Being caught in a sudden rain shower among ancient bald cypresses in the remote floodplain forest of the Altamaha River is an almost unbelievable, primordial experience. In this timeless scene, trees many centuries old stand in the cool, tannin-stained water draining the back swamps of the Altamaha floodplain. The massive bald cypress in the foreground easily measures eight feet in diameter at breast height. It grows in an extensive stand of giant cypresses, one of which, recently discovered by Altamaha Riverkeeper James Holland measures over 43 feet in circumference. Joining the ancient cypress in this swamp forest are the unusual Ogeechee tupelos. Also centuries old, the age of these trees is indicated not so much by the diameter of their grotesque stems, but by the lateral extent of the cluster of trunks spreading from the original main stem. The dark, mossy growth covering the base of these trees shows the level to which the river often inundates this forest.
How these trees survived the logging that took place here a hundred years ago is uncertain, but at least their future is secure. In 2009, the 7,000-acre tract, which includes not only these ancient trees but several important ecological environments and over a dozen rare species, was sold by Rayonier Forest Resources and acquired by the state of Georgia with the assistance of the Nature Conservancy of Georgia. These lands now belong to the people of Georgia, protected within the Townsend Wildlife Management Area. *

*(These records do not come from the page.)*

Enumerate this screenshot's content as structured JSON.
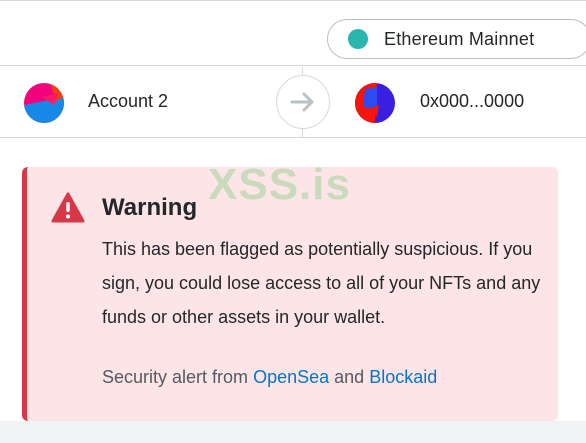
{
  "network": {
    "label": "Ethereum Mainnet",
    "dot_color": "#29b6af"
  },
  "accounts": {
    "from": {
      "name": "Account 2",
      "avatar_icon": "jazzicon-avatar"
    },
    "to": {
      "address": "0x000...0000",
      "avatar_icon": "jazzicon-avatar"
    },
    "arrow_icon": "arrow-right-icon"
  },
  "alert": {
    "icon": "warning-triangle-icon",
    "title": "Warning",
    "body": "This has been flagged as potentially suspicious. If you sign, you could lose access to all of your NFTs and any funds or other assets in your wallet.",
    "source_prefix": "Security alert from",
    "source_opensea": "OpenSea",
    "source_and": "and",
    "source_blockaid": "Blockaid",
    "accent_color": "#d73847",
    "background_color": "#fce4e7",
    "link_color": "#0376c9"
  },
  "watermark": "XSS.is"
}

* This is an excerpt from Philip's essay appearing in: Bartram’s Living Legacy: Travels and the Nature of the South